Obscure glazing is not generally considered a suitable method of mitigating unacceptable levels of privacy in habitable rooms due to the impact on outlook. An alternative method, described in an appeal against the refusal of planning permission for nine houses in north London (DCS Number 200-008-048) might be worth a look on a constrained site.
Posts By: dcplatest
An inspector dealing with an appeal against the refusal of a lawful development certificate for a dormer extension at a house in east London has ruled that firewall upstands are not part of the roof (DCS Number 400-020-327).
In an appeal against an enforcement notice directed at the residential use of a stable block in County Durham (DCS Number 400-020-325) an inspector found no difficulty in identifying the meaning of ‘residential paraphernalia’.
A proposal for 16 residential park homes on the edge of a village in Oxfordshire was dismissed at appeal in the absence of affordable housing provision, despite the appellant’s argument that the homes would themselves be affordable (DCS Number 400-020-174).
In deciding that the residential conversion of a barn in Cornwall under permitted development rights was ruled out by a condition attached to the planning permission for the building (DCS Number 400-020-154) an inspector has made reference to the nine principles for conditions set out in Dunnett.
An enforcement notice aimed at the residential use of land in Worcestershire has been declared a nullity by an inspector for the not uncommon reason of failing to specify a compliance period (DCS Number 400-020-206).
An appellant seeking to establish that the unfettered residential occupancy of a barn conversion in the Lake District would be lawful was disappointed when an inspector decided that the term ‘locality’ in a restrictive condition was precise and enforceable (DCS Number 400-020-182).

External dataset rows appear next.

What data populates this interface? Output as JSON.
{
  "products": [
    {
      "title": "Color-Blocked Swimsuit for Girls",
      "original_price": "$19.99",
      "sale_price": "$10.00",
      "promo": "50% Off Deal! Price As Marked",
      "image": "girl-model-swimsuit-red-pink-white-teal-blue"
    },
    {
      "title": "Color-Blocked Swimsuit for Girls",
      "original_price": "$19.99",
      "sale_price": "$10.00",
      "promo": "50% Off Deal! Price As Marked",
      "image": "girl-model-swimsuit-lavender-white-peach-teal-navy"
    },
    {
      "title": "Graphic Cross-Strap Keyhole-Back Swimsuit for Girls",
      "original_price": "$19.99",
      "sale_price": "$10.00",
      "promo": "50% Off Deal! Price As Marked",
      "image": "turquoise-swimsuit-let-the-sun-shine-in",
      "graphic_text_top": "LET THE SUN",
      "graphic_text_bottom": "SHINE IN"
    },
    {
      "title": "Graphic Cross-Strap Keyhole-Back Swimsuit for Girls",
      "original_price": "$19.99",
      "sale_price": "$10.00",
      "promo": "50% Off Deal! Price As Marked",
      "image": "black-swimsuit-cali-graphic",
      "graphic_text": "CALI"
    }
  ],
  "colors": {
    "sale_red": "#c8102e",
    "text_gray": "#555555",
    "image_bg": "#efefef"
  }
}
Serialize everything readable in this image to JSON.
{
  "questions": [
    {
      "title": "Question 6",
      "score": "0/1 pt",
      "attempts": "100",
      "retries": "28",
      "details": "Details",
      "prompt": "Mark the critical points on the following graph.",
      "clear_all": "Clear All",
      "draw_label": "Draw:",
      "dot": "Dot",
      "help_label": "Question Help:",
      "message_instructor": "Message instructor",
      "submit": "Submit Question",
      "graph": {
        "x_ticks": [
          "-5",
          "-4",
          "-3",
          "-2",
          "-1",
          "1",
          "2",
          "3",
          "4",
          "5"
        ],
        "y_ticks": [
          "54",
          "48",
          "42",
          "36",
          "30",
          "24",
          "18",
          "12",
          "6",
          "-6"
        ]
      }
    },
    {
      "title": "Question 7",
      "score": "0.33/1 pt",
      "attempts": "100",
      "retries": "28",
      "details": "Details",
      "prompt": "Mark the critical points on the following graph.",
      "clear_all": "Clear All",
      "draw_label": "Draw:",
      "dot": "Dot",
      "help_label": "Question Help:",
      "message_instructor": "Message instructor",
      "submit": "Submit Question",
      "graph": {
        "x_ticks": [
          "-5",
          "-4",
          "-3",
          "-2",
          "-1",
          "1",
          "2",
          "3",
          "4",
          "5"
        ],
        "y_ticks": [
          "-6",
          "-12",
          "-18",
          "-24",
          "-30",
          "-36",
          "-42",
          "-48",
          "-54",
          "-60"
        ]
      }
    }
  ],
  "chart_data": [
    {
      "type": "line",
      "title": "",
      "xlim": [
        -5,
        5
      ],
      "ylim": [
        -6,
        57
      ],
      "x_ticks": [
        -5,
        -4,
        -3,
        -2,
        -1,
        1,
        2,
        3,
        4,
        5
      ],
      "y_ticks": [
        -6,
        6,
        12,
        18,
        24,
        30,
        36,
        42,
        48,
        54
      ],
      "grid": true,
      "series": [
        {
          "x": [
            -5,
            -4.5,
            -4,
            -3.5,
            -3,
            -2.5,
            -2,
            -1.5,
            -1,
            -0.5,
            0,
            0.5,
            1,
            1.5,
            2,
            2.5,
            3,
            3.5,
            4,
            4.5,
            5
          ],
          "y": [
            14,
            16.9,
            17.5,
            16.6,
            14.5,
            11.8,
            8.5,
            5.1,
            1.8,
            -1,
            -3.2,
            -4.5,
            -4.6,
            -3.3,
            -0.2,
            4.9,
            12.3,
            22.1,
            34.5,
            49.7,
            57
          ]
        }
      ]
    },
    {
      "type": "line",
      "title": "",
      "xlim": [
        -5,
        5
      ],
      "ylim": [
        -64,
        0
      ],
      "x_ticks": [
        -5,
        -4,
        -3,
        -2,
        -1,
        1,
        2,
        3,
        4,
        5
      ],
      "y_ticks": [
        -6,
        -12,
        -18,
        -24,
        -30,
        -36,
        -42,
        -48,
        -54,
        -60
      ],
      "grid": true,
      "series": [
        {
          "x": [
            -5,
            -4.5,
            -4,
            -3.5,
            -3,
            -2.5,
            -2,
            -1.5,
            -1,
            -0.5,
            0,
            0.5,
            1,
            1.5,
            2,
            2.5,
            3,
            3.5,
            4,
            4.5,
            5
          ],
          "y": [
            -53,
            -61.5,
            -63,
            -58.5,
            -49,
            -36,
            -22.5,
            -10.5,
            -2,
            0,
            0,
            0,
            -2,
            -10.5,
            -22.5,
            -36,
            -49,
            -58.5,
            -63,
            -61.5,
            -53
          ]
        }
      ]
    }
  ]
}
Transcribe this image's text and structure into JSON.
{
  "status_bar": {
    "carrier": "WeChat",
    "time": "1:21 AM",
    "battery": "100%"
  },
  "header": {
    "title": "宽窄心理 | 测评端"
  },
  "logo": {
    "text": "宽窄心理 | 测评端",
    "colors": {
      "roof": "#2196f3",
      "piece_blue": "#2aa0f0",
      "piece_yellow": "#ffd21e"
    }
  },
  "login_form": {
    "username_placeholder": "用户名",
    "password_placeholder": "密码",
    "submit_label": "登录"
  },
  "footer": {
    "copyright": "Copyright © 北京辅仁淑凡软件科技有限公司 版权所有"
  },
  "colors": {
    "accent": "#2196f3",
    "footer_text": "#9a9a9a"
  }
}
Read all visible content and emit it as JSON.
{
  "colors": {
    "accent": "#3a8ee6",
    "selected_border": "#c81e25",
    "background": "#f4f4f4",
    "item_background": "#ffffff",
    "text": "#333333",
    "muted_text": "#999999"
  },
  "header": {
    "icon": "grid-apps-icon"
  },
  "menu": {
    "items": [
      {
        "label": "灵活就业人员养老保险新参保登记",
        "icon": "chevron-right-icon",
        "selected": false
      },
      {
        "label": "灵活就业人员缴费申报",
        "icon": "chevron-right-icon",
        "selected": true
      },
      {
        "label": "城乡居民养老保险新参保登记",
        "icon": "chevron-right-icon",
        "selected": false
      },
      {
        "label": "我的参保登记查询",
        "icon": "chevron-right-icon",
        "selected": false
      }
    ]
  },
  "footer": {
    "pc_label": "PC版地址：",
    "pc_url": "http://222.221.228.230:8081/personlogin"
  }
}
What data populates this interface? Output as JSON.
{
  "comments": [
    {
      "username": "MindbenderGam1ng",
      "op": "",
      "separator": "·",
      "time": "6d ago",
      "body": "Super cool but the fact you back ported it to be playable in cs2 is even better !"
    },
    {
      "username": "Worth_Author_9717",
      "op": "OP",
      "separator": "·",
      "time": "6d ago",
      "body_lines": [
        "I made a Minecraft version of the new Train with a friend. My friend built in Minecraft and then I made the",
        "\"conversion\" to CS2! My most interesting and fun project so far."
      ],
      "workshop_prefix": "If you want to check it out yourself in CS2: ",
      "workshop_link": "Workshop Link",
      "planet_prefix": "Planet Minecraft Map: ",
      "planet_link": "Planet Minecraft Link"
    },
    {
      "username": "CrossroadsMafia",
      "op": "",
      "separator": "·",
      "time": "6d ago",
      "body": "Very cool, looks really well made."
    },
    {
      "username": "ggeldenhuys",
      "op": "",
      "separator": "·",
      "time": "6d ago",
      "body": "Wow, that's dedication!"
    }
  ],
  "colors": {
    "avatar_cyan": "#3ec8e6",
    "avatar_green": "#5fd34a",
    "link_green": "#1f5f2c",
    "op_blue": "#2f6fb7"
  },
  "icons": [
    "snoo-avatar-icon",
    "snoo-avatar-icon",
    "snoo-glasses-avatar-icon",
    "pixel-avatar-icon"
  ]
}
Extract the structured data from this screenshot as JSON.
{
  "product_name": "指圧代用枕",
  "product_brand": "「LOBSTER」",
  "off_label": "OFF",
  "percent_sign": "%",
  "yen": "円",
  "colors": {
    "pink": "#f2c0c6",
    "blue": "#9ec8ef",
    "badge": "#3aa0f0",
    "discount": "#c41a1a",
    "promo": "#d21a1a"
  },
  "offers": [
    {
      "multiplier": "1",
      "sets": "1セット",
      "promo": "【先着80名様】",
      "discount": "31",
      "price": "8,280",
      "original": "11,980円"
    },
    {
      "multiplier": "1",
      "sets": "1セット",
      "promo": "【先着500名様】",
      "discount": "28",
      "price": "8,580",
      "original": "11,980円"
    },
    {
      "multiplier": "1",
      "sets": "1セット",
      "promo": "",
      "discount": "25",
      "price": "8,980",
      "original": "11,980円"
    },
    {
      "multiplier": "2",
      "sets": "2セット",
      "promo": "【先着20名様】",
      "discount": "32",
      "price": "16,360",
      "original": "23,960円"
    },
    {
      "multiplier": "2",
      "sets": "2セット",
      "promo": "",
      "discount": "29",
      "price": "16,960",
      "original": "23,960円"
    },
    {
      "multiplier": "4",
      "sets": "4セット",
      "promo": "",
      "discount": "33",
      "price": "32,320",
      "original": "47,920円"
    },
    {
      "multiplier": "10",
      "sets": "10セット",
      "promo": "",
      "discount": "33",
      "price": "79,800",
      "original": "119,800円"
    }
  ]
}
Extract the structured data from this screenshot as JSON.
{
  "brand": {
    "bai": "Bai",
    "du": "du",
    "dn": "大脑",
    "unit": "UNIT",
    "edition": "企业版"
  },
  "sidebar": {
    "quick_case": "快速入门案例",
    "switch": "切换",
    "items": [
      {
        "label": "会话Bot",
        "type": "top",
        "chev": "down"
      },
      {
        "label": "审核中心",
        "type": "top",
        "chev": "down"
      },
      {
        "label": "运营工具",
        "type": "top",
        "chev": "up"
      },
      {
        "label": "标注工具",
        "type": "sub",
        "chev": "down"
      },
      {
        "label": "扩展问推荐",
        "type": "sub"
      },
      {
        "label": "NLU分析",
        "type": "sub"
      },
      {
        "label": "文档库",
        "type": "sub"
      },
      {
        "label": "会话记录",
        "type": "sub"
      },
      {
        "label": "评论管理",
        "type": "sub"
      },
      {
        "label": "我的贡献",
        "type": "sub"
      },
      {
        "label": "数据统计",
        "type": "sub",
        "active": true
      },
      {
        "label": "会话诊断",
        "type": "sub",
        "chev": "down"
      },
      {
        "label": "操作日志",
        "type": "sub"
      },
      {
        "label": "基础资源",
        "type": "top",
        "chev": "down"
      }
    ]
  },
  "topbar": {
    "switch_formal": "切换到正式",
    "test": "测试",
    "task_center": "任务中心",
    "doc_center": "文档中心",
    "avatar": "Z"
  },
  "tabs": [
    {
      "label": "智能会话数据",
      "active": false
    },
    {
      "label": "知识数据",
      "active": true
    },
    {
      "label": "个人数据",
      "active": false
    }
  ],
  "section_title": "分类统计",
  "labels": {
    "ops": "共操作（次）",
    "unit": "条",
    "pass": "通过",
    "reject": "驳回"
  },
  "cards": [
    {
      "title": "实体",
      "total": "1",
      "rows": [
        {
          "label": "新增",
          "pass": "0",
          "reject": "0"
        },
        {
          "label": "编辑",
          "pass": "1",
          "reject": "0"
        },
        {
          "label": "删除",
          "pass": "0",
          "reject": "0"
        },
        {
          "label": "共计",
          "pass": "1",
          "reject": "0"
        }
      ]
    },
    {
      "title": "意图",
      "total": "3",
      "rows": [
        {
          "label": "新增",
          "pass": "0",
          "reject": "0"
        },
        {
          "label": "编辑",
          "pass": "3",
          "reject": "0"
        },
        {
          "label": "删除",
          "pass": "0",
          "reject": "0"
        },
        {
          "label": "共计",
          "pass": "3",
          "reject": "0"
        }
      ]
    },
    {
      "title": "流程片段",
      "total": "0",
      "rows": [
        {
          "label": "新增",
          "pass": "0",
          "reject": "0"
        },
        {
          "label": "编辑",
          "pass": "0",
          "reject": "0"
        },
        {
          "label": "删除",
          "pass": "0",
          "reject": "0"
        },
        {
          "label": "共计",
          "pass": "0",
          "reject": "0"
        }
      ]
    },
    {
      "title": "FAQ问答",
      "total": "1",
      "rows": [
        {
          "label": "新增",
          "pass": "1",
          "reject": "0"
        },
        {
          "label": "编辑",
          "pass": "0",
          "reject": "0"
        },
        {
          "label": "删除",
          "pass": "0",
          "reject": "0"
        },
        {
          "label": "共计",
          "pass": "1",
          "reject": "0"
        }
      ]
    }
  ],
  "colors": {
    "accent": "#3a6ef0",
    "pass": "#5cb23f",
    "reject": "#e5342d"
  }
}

In deciding an appeal against a south London council’s refusal to grant a certificate of lawfulness for a vehicle crossover (DCS Number 400-020-168), an inspector has distinguished between ‘porous’ and ‘permeable’ hard surfacing.
In a previous blog, Flame test, we reported an appeal case in which an inspector was not satisfied that a sprinkler system would provide adequate mitigation against fire safety risk at a site for four flats which would be inaccessible to fire appliances. In another appeal concerning the erection of one dwelling in Greater Manchester, on the other hand, an inspector decided that sprinklers would overcome the problem.
At the spookiest time of the year we found this in an appeal against the refusal of planning permission for the residential conversion of a church in the Scottish Highlands (DCS Number 400-019-958):